- **Data shown**
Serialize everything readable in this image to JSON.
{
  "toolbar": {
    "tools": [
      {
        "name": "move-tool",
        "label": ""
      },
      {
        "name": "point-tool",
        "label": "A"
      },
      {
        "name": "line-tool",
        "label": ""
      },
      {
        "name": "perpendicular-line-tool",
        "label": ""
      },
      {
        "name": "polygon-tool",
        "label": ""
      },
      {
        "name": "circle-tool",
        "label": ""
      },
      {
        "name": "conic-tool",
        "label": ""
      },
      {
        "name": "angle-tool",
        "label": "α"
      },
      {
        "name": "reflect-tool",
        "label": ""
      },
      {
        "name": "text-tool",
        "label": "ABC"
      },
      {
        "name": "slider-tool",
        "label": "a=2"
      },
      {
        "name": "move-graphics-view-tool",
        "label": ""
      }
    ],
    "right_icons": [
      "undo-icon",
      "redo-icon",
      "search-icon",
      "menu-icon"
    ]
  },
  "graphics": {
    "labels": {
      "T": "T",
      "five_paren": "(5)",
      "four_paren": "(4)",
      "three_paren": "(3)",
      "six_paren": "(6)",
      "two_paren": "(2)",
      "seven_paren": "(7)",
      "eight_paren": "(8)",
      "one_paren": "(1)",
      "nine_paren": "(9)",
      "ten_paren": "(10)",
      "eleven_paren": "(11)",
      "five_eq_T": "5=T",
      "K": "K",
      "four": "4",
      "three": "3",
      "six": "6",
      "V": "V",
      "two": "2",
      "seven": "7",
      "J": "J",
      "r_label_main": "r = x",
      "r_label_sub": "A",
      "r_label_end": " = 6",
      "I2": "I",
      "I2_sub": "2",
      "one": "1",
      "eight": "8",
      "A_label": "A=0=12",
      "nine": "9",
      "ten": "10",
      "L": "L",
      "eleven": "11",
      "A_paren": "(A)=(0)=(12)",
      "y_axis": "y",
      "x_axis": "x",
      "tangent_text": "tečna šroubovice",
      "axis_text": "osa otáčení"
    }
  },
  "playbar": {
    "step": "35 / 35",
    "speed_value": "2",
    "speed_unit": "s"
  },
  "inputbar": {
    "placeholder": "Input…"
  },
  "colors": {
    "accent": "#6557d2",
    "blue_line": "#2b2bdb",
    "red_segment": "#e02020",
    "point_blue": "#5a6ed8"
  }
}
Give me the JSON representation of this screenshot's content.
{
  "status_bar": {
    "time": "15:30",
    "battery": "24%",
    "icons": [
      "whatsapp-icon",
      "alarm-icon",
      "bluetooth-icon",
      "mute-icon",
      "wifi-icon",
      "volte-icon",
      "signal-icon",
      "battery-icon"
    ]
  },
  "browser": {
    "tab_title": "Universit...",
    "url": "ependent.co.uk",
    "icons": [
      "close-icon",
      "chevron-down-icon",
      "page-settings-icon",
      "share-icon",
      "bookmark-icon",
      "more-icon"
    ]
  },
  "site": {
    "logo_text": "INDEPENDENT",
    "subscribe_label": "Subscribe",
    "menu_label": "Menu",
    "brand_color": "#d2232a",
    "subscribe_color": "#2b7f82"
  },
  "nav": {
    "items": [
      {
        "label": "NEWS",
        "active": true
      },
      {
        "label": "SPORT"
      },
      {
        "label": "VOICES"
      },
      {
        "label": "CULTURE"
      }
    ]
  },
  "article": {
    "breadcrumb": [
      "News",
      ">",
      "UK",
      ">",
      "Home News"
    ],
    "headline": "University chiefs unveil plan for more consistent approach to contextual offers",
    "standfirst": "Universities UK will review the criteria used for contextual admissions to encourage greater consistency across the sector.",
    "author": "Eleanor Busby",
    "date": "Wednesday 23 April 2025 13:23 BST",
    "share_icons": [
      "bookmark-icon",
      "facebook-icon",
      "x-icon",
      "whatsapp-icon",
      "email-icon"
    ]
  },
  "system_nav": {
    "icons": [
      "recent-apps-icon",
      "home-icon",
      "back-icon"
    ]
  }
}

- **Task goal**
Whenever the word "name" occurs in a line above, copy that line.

- **Result of this task**
        "name": "move-tool",
        "name": "point-tool",
        "name": "line-tool",
        "name": "perpendicular-line-tool",
        "name": "polygon-tool",
        "name": "circle-tool",
        "name": "conic-tool",
        "name": "angle-tool",
        "name": "reflect-tool",
        "name": "text-tool",
        "name": "slider-tool",
        "name": "move-graphics-view-tool",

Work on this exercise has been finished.